Interestingly, there was a Superman actor who "committed suicide," and it happened in Los Angeles in the height of Davis' battle against Civil Rights. I add quotations around "suicide," because there are numerous questions surrounding the mysterious death of television Superman actor George Reeves. But it was a single "suicide", not the "plague" Branham describes.

Reeves, actor of Superman in television's "The Adventures of Superman," also dealt severe blows to the Ku Klux Klan. Continuing the storyline "The Clan of the Fiery Cross," Reeves had the added effect of thousands of viewers across the nation who were experiencing the early days of television. His influence was arguably more powerful than Stetson Kennedy, simply because of the technology.

When Reeves' badly beaten body was found with a gunshot wound to the head, it was quickly ruled a suicide. A little too quickly, in fact. When family argued that the investigation was too short for the details surrounding his death, a second autopsy was performed. The second autopsy produced the same result: a single gunshot wound from a close proximity had been the cause of his demise.

But, as even normal citizens are aware, his badly beaten body does not match the typical pattern for suicide. Family members, fellow actors, and more testified that Reeves was far from suicidal, and pointed to the facts that appeared to have been ignored by local investigators for some unknown reason. The controversy was so deep that Hollywood later produced a movie exposing the controversial "suicide." Hollywoodland, starring Ben Affleck as Reeves and Adrien Brody as fictional investigator Louis Simo, brings the controversy to life. The movie shows three possible scenarios for Reeves' death: being killed semi-accidentally by Lemmon, being murdered by an unnamed hitman under orders from Eddie Mannix, and committing suicide.

Were the Ku Klux Klan responsible for George Reeves' death? Why was William Branham so strongly against Superman -- insomuch that he falsely claimed that the role was plagued by "suicides?" Did Branham know more about this situation than his listeners were aware? Were there additional, unreported deaths?

There are a million questions surrounding this cult leader created by the Imperial Wizard of the Ku Klux Klan. All questions seem to point right back to Roy E. Davis, the man who "ordained" Branham, "converted" him, and helped lift him to fame in the Post WWII Healing Revival. Many of these questions will never find answers, and of those answers we find, many of them are so sinister that we almost wish they remain unsolved.

As for me, I just try to live from day to day.

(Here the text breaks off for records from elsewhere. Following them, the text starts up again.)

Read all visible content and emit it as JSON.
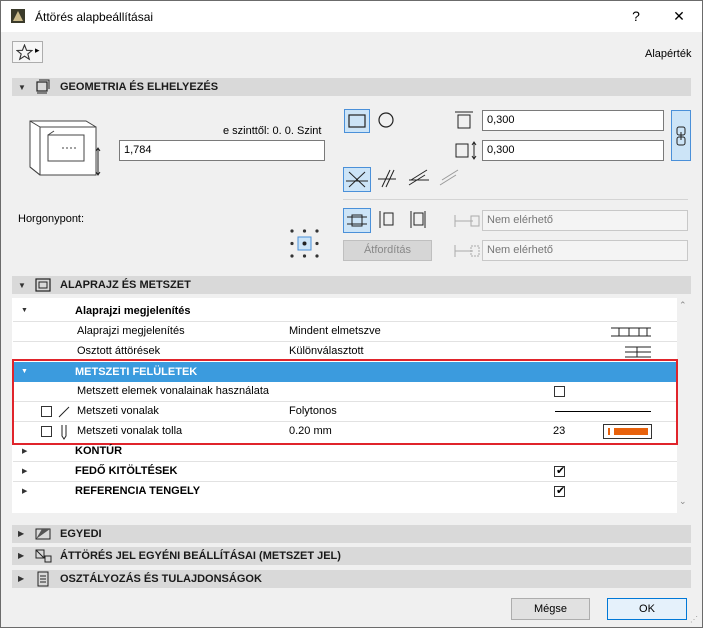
{
  "window": {
    "title": "Áttörés alapbeállításai",
    "help": "?",
    "close": "✕"
  },
  "toolbar": {
    "favorite_menu_arrow": "▸",
    "default_label": "Alapérték"
  },
  "geometry": {
    "header": "GEOMETRIA ÉS ELHELYEZÉS",
    "level_label": "e szinttől: 0. 0. Szint",
    "elevation_value": "1,784",
    "anchor_label": "Horgonypont:",
    "width_value": "0,300",
    "height_value": "0,300",
    "unavailable_1": "Nem elérhető",
    "unavailable_2": "Nem elérhető",
    "flip_button": "Átfordítás"
  },
  "floorplan": {
    "header": "ALAPRAJZ ÉS METSZET",
    "groups": [
      {
        "label": "Alaprajzi megjelenítés",
        "rows": [
          {
            "name": "Alaprajzi megjelenítés",
            "value": "Mindent elmetszve"
          },
          {
            "name": "Osztott áttörések",
            "value": "Különválasztott"
          }
        ]
      },
      {
        "label": "METSZETI FELÜLETEK",
        "rows": [
          {
            "name": "Metszett elemek vonalainak használata",
            "value": ""
          },
          {
            "name": "Metszeti vonalak",
            "value": "Folytonos"
          },
          {
            "name": "Metszeti vonalak tolla",
            "value": "0.20 mm",
            "pen": "23"
          }
        ]
      },
      {
        "label": "KONTÚR"
      },
      {
        "label": "FEDŐ KITÖLTÉSEK"
      },
      {
        "label": "REFERENCIA TENGELY"
      }
    ],
    "pen_color": "#e8620c",
    "highlight_color": "#e0242b",
    "selected_bg": "#3b9bde"
  },
  "sections": {
    "custom": "EGYEDI",
    "marker": "ÁTTÖRÉS JEL EGYÉNI BEÁLLÍTÁSAI (METSZET JEL)",
    "classification": "OSZTÁLYOZÁS ÉS TULAJDONSÁGOK"
  },
  "footer": {
    "cancel": "Mégse",
    "ok": "OK"
  }
}
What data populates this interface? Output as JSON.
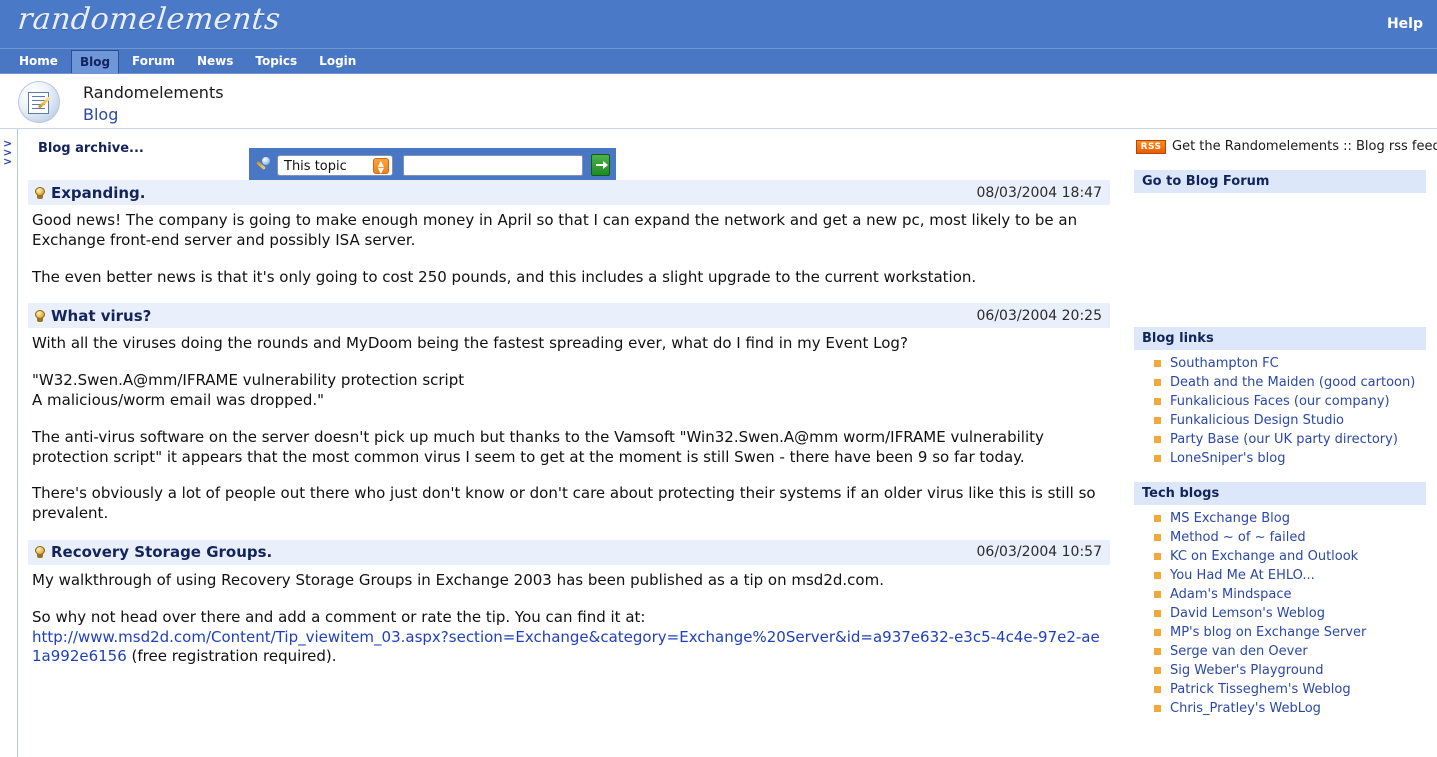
{
  "banner": {
    "logo_text": "randomelements",
    "help_label": "Help"
  },
  "nav": {
    "items": [
      {
        "label": "Home",
        "active": false
      },
      {
        "label": "Blog",
        "active": true
      },
      {
        "label": "Forum",
        "active": false
      },
      {
        "label": "News",
        "active": false
      },
      {
        "label": "Topics",
        "active": false
      },
      {
        "label": "Login",
        "active": false
      }
    ]
  },
  "subheader": {
    "site_name": "Randomelements",
    "section_name": "Blog",
    "icon": "document-with-pen-icon"
  },
  "search": {
    "scope_selected": "This topic",
    "query_value": "",
    "query_placeholder": "",
    "go_icon": "green-arrow-go-icon",
    "magnifier_icon": "search-wand-icon"
  },
  "archive": {
    "label": "Blog archive...",
    "chevrons": ">"
  },
  "posts": [
    {
      "title": "Expanding.",
      "date": "08/03/2004 18:47",
      "paragraphs": [
        "Good news! The company is going to make enough money in April so that I can expand the network and get a new pc, most likely to be an Exchange front-end server and possibly ISA server.",
        "The even better news is that it's only going to cost 250 pounds, and this includes a slight upgrade to the current workstation."
      ]
    },
    {
      "title": "What virus?",
      "date": "06/03/2004 20:25",
      "paragraphs": [
        "With all the viruses doing the rounds and MyDoom being the fastest spreading ever, what do I find in my Event Log?",
        "\"W32.Swen.A@mm/IFRAME vulnerability protection script\nA malicious/worm email was dropped.\"",
        "The anti-virus software on the server doesn't pick up much but thanks to the Vamsoft \"Win32.Swen.A@mm worm/IFRAME vulnerability protection script\" it appears that the most common virus I seem to get at the moment is still Swen - there have been 9 so far today.",
        "There's obviously a lot of people out there who just don't know or don't care about protecting their systems if an older virus like this is still so prevalent."
      ]
    },
    {
      "title": "Recovery Storage Groups.",
      "date": "06/03/2004 10:57",
      "paragraphs": [
        "My walkthrough of using Recovery Storage Groups in Exchange 2003 has been published as a tip on msd2d.com.",
        "So why not head over there and add a comment or rate the tip. You can find it at:"
      ],
      "link_text": "http://www.msd2d.com/Content/Tip_viewitem_03.aspx?section=Exchange&category=Exchange%20Server&id=a937e632-e3c5-4c4e-97e2-ae1a992e6156",
      "link_suffix": " (free registration required)."
    }
  ],
  "sidebar": {
    "rss": {
      "badge": "RSS",
      "text": "Get the Randomelements :: Blog rss feed"
    },
    "forum_panel": {
      "title": "Go to Blog Forum"
    },
    "blog_links": {
      "title": "Blog links",
      "items": [
        "Southampton FC",
        "Death and the Maiden (good cartoon)",
        "Funkalicious Faces (our company)",
        "Funkalicious Design Studio",
        "Party Base (our UK party directory)",
        "LoneSniper's blog"
      ]
    },
    "tech_blogs": {
      "title": "Tech blogs",
      "items": [
        "MS Exchange Blog",
        "Method ~ of ~ failed",
        "KC on Exchange and Outlook",
        "You Had Me At EHLO...",
        "Adam's Mindspace",
        "David Lemson's Weblog",
        "MP's blog on Exchange Server",
        "Serge van den Oever",
        "Sig Weber's Playground",
        "Patrick Tisseghem's Weblog",
        "Chris_Pratley's WebLog"
      ]
    }
  },
  "colors": {
    "banner_blue": "#4a7ac7",
    "nav_blue": "#4a77c4",
    "panel_header_blue": "#dce8fa",
    "post_header_blue": "#eaf0fb",
    "link_blue": "#2b48a8",
    "heading_navy": "#13245c",
    "bullet_orange": "#f2a93c",
    "rss_orange": "#e95b06",
    "go_green": "#1f8a22"
  }
}
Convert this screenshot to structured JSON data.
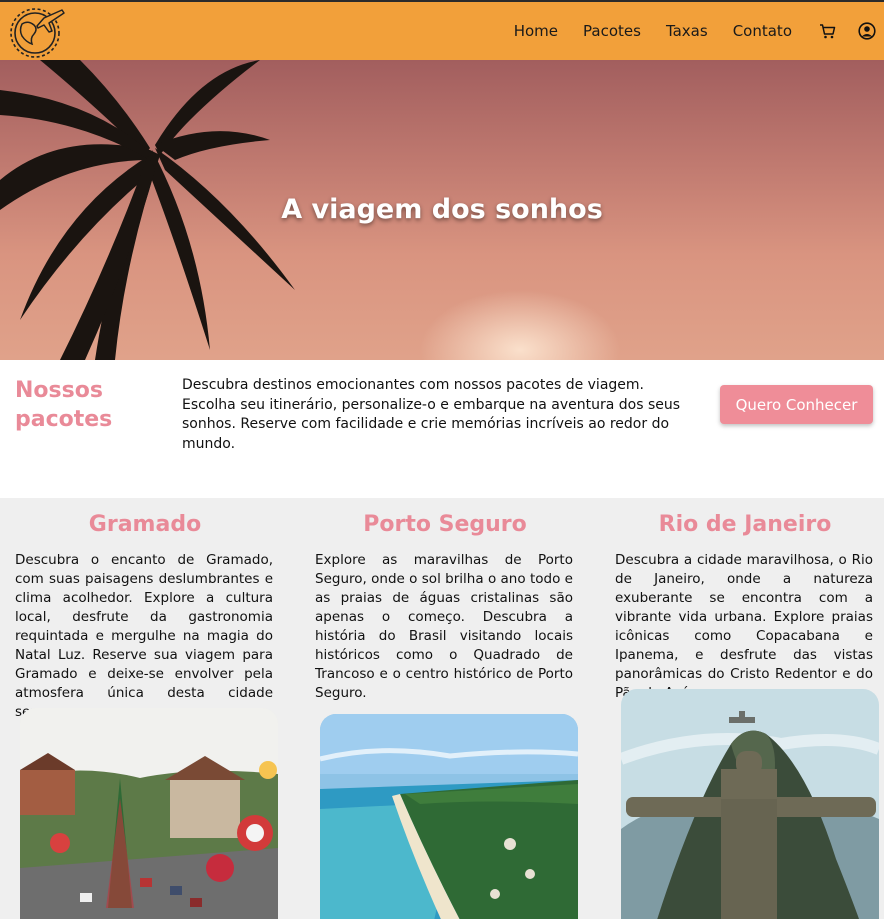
{
  "nav": {
    "links": [
      "Home",
      "Pacotes",
      "Taxas",
      "Contato"
    ],
    "icons": [
      "cart-icon",
      "user-icon"
    ]
  },
  "hero": {
    "title": "A viagem dos sonhos"
  },
  "intro": {
    "title": "Nossos pacotes",
    "text": "Descubra destinos emocionantes com nossos pacotes de viagem. Escolha seu itinerário, personalize-o e embarque na aventura dos seus sonhos. Reserve com facilidade e crie memórias incríveis ao redor do mundo.",
    "button": "Quero Conhecer"
  },
  "packages": [
    {
      "title": "Gramado",
      "text": "Descubra o encanto de Gramado, com suas paisagens deslumbrantes e clima acolhedor. Explore a cultura local, desfrute da gastronomia requintada e mergulhe na magia do Natal Luz. Reserve sua viagem para Gramado e deixe-se envolver pela atmosfera única desta cidade serrana."
    },
    {
      "title": "Porto Seguro",
      "text": "Explore as maravilhas de Porto Seguro, onde o sol brilha o ano todo e as praias de águas cristalinas são apenas o começo. Descubra a história do Brasil visitando locais históricos como o Quadrado de Trancoso e o centro histórico de Porto Seguro."
    },
    {
      "title": "Rio de Janeiro",
      "text": "Descubra a cidade maravilhosa, o Rio de Janeiro, onde a natureza exuberante se encontra com a vibrante vida urbana. Explore praias icônicas como Copacabana e Ipanema, e desfrute das vistas panorâmicas do Cristo Redentor e do Pão de Açúcar."
    }
  ],
  "colors": {
    "header": "#f2a03a",
    "accent": "#e98a98",
    "button": "#ef8d98",
    "section_bg": "#efefef"
  }
}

What is the next fictional story that will bring embarrassment, and how do I avoid it? And why was I foolish enough to believe it in the first place?

More info on Roy E. Davis can be found on our website: